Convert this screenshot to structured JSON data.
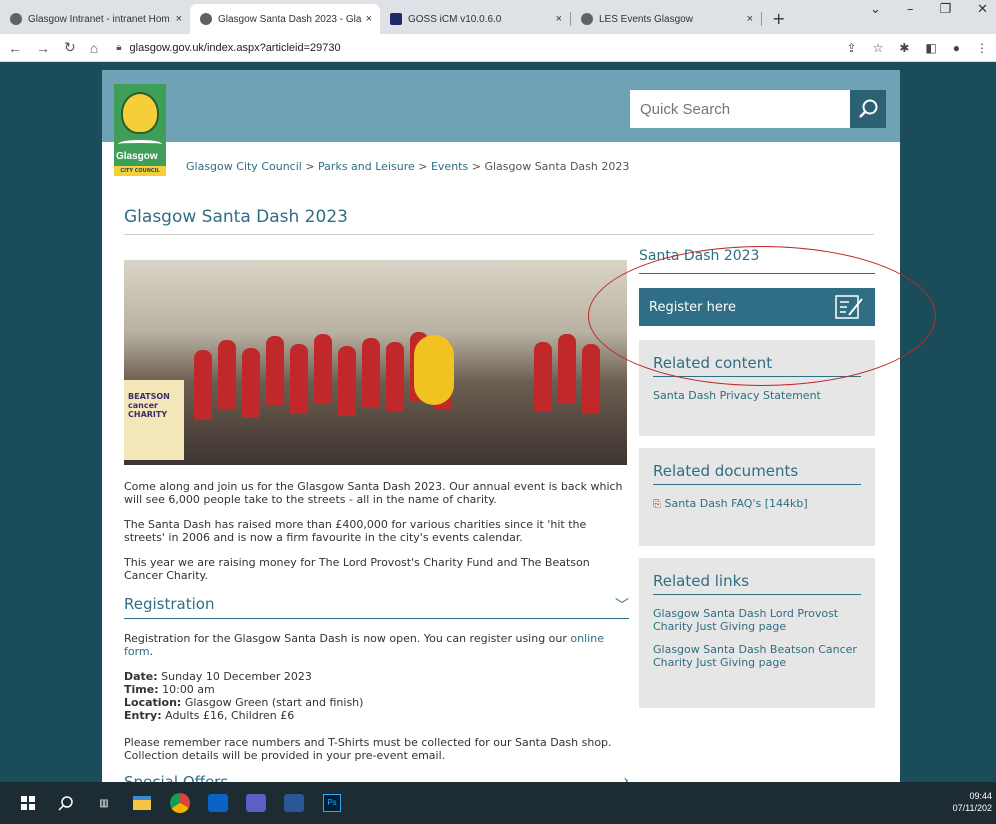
{
  "browser": {
    "tabs": [
      {
        "title": "Glasgow Intranet - intranet Hom",
        "close": "×"
      },
      {
        "title": "Glasgow Santa Dash 2023 - Glas",
        "close": "×"
      },
      {
        "title": "GOSS iCM v10.0.6.0",
        "close": "×"
      },
      {
        "title": "LES Events Glasgow",
        "close": "×"
      }
    ],
    "new_tab": "+",
    "url": "glasgow.gov.uk/index.aspx?articleid=29730"
  },
  "header": {
    "logo_text": "Glasgow",
    "logo_subtext": "CITY COUNCIL",
    "search_placeholder": "Quick Search"
  },
  "breadcrumb": {
    "items": [
      "Glasgow City Council",
      "Parks and Leisure",
      "Events"
    ],
    "current": "Glasgow Santa Dash 2023",
    "separator": ">"
  },
  "main": {
    "title": "Glasgow Santa Dash 2023",
    "hero_caption": "BEATSON cancer CHARITY",
    "paragraphs": [
      "Come along and join us for the Glasgow Santa Dash 2023. Our annual event is back which will see 6,000 people take to the streets - all in the name of charity.",
      "The Santa Dash has raised more than £400,000 for various charities since it 'hit the streets' in 2006 and is now a firm favourite in the city's events calendar.",
      "This year we are raising money for The Lord Provost's Charity Fund and The Beatson Cancer Charity."
    ],
    "registration": {
      "heading": "Registration",
      "intro": "Registration for the Glasgow Santa Dash is now open. You can register using our",
      "link": "online form",
      "date_label": "Date:",
      "date": "Sunday 10 December 2023",
      "time_label": "Time:",
      "time": "10:00 am",
      "location_label": "Location:",
      "location": "Glasgow Green (start and finish)",
      "entry_label": "Entry:",
      "entry": "Adults £16, Children £6",
      "note": "Please remember race numbers and T-Shirts must be collected for our Santa Dash shop. Collection details will be provided in your pre-event email."
    },
    "next_section": "Special Offers"
  },
  "sidebar": {
    "title": "Santa Dash 2023",
    "register_label": "Register here",
    "related_content": {
      "heading": "Related content",
      "links": [
        "Santa Dash Privacy Statement"
      ]
    },
    "related_documents": {
      "heading": "Related documents",
      "links": [
        "Santa Dash FAQ's [144kb]"
      ]
    },
    "related_links": {
      "heading": "Related links",
      "links": [
        "Glasgow Santa Dash Lord Provost Charity Just Giving page",
        "Glasgow Santa Dash Beatson Cancer Charity Just Giving page"
      ]
    }
  },
  "taskbar": {
    "time": "09:44",
    "date": "07/11/202"
  },
  "colors": {
    "accent": "#2f6e84",
    "header_band": "#6fa2b4",
    "annotation": "#c0282a"
  }
}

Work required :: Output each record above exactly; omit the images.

Output for this exercise ::
Convert this screenshot to structured JSON data.
{
  "browser": {
    "tabs": [
      {
        "title": "Glasgow Intranet - intranet Hom",
        "close": "×"
      },
      {
        "title": "Glasgow Santa Dash 2023 - Glas",
        "close": "×"
      },
      {
        "title": "GOSS iCM v10.0.6.0",
        "close": "×"
      },
      {
        "title": "LES Events Glasgow",
        "close": "×"
      }
    ],
    "new_tab": "+",
    "url": "glasgow.gov.uk/index.aspx?articleid=29730"
  },
  "header": {
    "logo_text": "Glasgow",
    "logo_subtext": "CITY COUNCIL",
    "search_placeholder": "Quick Search"
  },
  "breadcrumb": {
    "items": [
      "Glasgow City Council",
      "Parks and Leisure",
      "Events"
    ],
    "current": "Glasgow Santa Dash 2023",
    "separator": ">"
  },
  "main": {
    "title": "Glasgow Santa Dash 2023",
    "hero_caption": "BEATSON cancer CHARITY",
    "paragraphs": [
      "Come along and join us for the Glasgow Santa Dash 2023. Our annual event is back which will see 6,000 people take to the streets - all in the name of charity.",
      "The Santa Dash has raised more than £400,000 for various charities since it 'hit the streets' in 2006 and is now a firm favourite in the city's events calendar.",
      "This year we are raising money for The Lord Provost's Charity Fund and The Beatson Cancer Charity."
    ],
    "registration": {
      "heading": "Registration",
      "intro": "Registration for the Glasgow Santa Dash is now open. You can register using our",
      "link": "online form",
      "date_label": "Date:",
      "date": "Sunday 10 December 2023",
      "time_label": "Time:",
      "time": "10:00 am",
      "location_label": "Location:",
      "location": "Glasgow Green (start and finish)",
      "entry_label": "Entry:",
      "entry": "Adults £16, Children £6",
      "note": "Please remember race numbers and T-Shirts must be collected for our Santa Dash shop. Collection details will be provided in your pre-event email."
    },
    "next_section": "Special Offers"
  },
  "sidebar": {
    "title": "Santa Dash 2023",
    "register_label": "Register here",
    "related_content": {
      "heading": "Related content",
      "links": [
        "Santa Dash Privacy Statement"
      ]
    },
    "related_documents": {
      "heading": "Related documents",
      "links": [
        "Santa Dash FAQ's [144kb]"
      ]
    },
    "related_links": {
      "heading": "Related links",
      "links": [
        "Glasgow Santa Dash Lord Provost Charity Just Giving page",
        "Glasgow Santa Dash Beatson Cancer Charity Just Giving page"
      ]
    }
  },
  "taskbar": {
    "time": "09:44",
    "date": "07/11/202"
  },
  "colors": {
    "accent": "#2f6e84",
    "header_band": "#6fa2b4",
    "annotation": "#c0282a"
  }
}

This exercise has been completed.